You don’t fit the typical mold of what fans would expect from Atlanta. Is that a true statement?
I’m really just being honest about who I am and what I’m feeling at that moment. I’m totally different.
One thing that will always be heard in hip-hop is rappers’ definition of success. You switch things up on “Diamonds & Fur” by using the shiny chains and fur coats as a metaphor for success and the screwed-up mentality that it can create. Has your way of thinking always been that way?
When you think of diamonds and fur, you always think of [being] rich and wealthy.
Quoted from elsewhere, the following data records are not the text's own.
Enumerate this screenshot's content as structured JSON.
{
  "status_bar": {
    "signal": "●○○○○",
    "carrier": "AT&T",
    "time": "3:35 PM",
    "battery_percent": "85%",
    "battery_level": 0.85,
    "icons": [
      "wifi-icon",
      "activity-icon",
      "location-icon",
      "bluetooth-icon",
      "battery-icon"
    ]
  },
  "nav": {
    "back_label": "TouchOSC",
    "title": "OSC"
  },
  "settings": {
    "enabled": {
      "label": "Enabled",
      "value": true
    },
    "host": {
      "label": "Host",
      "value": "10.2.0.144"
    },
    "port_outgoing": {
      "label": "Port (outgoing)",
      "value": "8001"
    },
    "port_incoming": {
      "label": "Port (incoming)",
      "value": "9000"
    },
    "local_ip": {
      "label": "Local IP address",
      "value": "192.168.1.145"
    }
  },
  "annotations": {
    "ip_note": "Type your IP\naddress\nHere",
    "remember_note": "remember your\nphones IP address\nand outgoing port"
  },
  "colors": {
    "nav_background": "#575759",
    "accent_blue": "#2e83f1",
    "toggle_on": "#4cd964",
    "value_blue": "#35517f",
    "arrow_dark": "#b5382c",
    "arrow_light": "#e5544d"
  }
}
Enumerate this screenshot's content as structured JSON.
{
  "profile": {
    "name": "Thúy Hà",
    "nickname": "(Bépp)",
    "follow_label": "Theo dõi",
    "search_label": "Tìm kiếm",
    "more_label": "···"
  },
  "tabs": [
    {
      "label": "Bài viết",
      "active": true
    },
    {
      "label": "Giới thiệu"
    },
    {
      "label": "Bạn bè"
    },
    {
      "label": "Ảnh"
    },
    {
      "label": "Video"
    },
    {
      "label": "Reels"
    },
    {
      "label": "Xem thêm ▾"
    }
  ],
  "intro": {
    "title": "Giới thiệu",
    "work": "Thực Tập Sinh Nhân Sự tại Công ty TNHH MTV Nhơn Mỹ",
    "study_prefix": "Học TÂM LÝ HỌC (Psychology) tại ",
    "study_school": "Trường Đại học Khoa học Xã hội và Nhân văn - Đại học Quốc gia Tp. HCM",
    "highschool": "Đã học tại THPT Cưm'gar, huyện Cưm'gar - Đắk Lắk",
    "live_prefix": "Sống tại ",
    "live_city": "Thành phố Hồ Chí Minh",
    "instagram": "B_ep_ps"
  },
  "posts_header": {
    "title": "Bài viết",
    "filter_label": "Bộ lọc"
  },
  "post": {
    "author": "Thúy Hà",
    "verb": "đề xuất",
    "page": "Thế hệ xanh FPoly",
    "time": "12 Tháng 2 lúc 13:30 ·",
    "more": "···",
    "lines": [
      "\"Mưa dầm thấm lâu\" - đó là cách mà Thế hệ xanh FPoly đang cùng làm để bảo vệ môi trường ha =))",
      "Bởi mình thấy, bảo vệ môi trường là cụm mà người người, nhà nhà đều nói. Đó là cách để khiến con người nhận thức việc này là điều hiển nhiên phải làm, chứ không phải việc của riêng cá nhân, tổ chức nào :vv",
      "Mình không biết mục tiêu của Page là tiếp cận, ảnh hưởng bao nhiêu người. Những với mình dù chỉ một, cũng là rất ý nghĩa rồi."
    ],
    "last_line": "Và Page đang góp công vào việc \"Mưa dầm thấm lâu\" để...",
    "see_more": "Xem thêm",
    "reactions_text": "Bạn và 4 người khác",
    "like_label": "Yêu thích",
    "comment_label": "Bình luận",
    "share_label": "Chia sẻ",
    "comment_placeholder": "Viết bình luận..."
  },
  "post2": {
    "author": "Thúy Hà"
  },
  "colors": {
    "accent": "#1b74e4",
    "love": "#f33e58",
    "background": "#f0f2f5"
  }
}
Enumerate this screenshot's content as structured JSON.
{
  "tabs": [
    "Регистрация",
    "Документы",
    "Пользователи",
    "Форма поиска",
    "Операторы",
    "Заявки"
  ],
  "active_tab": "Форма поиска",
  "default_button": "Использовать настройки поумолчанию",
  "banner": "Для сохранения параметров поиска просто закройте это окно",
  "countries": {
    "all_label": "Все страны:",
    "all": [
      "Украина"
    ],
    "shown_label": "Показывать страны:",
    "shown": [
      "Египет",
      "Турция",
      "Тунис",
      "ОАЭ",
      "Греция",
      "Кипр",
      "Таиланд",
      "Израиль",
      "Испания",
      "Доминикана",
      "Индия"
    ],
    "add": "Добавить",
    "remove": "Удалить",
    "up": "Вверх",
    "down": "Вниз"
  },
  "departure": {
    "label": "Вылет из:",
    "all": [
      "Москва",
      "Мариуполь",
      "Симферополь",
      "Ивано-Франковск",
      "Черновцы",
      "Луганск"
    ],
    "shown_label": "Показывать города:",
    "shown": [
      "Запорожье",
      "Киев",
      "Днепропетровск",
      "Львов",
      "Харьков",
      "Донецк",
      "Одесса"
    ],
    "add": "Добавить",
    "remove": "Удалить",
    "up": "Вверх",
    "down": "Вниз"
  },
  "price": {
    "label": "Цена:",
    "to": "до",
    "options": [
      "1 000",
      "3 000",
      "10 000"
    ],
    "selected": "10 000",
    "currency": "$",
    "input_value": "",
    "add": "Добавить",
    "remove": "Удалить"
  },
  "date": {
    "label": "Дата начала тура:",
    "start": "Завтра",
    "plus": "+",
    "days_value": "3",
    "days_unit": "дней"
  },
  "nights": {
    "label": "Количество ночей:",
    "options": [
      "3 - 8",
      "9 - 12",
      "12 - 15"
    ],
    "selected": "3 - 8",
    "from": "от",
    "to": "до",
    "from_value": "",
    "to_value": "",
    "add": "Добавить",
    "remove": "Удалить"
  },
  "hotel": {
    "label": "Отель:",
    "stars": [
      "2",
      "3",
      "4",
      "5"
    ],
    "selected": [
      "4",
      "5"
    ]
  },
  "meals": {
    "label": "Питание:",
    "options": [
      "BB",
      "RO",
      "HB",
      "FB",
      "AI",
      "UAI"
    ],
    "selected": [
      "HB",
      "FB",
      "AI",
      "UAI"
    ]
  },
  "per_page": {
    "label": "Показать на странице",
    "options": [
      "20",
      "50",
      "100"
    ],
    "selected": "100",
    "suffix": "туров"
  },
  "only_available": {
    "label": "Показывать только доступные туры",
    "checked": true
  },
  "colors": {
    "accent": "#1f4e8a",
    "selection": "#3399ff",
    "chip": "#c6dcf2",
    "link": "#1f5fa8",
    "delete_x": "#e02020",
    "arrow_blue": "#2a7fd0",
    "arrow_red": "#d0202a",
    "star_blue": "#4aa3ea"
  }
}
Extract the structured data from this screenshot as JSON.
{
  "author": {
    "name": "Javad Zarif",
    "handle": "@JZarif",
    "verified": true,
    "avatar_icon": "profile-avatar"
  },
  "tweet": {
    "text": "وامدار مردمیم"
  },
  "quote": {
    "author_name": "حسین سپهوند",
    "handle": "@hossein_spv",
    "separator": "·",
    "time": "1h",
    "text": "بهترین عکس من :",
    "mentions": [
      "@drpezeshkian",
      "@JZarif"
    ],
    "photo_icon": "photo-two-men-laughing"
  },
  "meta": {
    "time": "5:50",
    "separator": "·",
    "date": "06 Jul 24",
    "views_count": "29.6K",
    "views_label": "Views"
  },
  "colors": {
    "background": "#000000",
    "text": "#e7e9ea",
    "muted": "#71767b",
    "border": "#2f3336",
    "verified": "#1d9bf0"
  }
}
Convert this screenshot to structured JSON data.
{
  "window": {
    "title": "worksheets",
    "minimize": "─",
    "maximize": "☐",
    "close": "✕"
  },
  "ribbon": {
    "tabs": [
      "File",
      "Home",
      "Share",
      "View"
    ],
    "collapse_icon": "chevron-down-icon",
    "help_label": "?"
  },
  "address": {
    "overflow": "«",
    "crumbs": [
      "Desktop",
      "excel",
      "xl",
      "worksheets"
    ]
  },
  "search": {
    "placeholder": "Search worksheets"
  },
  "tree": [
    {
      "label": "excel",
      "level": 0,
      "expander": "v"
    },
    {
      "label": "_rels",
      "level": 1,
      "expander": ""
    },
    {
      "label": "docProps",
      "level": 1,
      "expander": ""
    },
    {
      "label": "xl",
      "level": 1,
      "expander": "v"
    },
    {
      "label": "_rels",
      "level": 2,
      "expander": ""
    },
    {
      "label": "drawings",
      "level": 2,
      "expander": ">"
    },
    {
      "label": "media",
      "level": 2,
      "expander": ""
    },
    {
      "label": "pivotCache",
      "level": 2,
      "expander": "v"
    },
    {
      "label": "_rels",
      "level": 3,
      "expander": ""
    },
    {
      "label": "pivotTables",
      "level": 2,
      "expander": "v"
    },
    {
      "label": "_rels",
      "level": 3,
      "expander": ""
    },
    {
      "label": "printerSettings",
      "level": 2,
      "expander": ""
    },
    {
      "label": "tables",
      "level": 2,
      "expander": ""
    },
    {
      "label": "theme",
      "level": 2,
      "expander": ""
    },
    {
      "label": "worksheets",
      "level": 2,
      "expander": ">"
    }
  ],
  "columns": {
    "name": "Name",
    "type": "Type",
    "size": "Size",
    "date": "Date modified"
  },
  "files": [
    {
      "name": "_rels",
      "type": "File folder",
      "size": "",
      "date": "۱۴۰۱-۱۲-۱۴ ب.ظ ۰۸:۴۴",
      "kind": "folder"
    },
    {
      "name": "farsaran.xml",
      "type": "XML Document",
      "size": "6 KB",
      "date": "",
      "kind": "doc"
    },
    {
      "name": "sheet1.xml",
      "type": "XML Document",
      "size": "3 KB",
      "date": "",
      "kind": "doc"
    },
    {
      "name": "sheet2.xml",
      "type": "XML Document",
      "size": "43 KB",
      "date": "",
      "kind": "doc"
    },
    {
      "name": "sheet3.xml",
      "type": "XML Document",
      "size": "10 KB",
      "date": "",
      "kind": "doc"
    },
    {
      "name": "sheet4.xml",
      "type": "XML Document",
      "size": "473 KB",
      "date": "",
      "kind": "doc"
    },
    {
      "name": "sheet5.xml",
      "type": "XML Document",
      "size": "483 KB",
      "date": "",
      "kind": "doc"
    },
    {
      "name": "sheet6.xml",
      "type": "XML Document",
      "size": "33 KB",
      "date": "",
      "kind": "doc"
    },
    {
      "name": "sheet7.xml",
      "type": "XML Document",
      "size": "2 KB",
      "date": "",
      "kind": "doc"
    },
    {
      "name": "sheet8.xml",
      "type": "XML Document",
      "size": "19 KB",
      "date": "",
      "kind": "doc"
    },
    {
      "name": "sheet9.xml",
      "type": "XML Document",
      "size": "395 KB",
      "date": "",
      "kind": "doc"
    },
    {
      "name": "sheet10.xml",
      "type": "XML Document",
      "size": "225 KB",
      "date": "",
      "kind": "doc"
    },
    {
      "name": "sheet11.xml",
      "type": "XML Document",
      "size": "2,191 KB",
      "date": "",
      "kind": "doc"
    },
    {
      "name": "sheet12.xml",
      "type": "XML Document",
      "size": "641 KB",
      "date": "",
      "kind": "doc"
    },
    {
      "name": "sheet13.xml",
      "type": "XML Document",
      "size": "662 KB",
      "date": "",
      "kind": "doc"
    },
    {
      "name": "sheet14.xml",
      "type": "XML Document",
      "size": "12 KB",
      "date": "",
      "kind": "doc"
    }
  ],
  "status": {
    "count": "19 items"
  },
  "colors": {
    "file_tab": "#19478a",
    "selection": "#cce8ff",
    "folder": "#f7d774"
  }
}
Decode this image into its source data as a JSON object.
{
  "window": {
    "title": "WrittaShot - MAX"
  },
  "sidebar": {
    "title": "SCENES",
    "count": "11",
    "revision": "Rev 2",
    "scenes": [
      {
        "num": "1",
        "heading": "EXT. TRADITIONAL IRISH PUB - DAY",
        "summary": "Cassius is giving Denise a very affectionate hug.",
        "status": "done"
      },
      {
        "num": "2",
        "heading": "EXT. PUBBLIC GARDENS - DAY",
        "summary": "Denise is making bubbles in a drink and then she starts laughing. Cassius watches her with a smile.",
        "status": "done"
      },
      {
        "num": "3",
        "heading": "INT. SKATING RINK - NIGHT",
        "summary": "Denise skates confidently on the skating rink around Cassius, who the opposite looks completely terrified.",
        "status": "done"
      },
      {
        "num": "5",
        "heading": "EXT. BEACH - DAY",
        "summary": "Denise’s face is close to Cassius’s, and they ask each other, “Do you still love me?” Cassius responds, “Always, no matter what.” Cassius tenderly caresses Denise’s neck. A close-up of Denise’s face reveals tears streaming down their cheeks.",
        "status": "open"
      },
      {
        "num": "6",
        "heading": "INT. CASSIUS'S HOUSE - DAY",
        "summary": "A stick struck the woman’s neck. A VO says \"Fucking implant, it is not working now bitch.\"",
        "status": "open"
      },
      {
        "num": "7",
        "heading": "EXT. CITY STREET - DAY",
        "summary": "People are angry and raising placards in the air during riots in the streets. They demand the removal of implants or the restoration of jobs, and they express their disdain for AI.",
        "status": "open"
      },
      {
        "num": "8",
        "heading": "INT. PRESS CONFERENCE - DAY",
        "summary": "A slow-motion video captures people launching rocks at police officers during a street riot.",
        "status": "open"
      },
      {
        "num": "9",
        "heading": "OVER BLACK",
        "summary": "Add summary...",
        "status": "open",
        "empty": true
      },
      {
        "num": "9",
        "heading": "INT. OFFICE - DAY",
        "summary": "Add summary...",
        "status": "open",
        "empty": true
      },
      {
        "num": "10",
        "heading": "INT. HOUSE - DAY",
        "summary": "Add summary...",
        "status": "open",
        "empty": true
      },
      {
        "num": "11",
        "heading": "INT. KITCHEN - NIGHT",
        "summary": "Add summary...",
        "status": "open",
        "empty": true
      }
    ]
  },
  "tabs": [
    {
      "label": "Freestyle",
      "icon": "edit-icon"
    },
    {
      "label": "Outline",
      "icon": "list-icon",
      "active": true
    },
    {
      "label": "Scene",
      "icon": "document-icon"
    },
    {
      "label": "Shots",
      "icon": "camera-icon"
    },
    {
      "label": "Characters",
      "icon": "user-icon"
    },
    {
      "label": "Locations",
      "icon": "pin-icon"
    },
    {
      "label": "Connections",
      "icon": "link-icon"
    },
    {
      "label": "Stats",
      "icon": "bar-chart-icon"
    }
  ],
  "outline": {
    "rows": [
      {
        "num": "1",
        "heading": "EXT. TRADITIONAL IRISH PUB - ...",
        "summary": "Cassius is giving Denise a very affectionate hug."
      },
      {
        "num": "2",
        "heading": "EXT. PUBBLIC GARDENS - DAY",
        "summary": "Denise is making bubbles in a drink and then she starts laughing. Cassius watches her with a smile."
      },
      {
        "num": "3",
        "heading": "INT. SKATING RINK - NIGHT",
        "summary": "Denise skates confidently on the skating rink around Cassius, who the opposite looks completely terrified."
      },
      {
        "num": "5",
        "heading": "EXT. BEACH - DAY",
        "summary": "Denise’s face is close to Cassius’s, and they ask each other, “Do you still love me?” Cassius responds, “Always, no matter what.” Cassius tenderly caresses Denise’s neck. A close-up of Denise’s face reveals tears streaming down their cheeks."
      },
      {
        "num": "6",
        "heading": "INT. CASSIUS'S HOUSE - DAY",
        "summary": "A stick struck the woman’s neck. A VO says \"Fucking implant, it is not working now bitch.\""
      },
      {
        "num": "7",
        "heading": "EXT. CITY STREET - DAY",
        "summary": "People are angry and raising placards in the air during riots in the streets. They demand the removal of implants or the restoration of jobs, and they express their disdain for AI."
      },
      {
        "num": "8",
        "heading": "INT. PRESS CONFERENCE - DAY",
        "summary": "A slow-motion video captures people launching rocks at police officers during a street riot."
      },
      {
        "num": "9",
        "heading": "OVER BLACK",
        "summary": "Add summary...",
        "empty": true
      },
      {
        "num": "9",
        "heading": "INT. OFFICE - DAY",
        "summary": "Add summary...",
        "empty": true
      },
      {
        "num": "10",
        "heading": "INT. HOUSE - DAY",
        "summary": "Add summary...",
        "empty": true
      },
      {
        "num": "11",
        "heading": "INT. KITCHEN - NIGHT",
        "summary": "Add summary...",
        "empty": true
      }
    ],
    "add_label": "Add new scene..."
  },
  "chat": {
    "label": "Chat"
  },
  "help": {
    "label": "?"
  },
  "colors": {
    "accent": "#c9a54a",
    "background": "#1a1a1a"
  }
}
I have some furs on deck, but you know they might be fake, but we’re gonna get some real ones [eventually]… but I’m not necessarily on a quest for diamonds and fur. [The song] is a metaphor for it all in general.
In the track you spit the line, “My mind was thinking so f—ed up / I put hip-hop before anything.” Did you find a point where you were so caught up in the grind that you think it effected you negatively?”
Hip-hop was my mission back then. I don’t think that is the wrong mindset to have. It was a selfish mind state, but that was my mind state back then. I would be the n—- with no job, just a struggling artist. It’s like damn, you’re sacrificing everything for this s—.
So you made everything in life secondary to your music. What’s it like looking back on something like that?
At the end of the day you lose so much. And the s— you lose on your quest… when you get to somewhere where you think you’re satisfied, you’ll look back and realize you’re not satisfied because you lost so much other s— [in the process]. That comes back to haunt you. Then it’s like, damn, all this just for this? My mind is way different now, but at that time, that’s exactly where my mind was at.
Watch Jarren Benton’s “Killin My Soul” Video Feat. Hopsin & LocksmithSee 10 Most Anticipated Rap Albums of 2015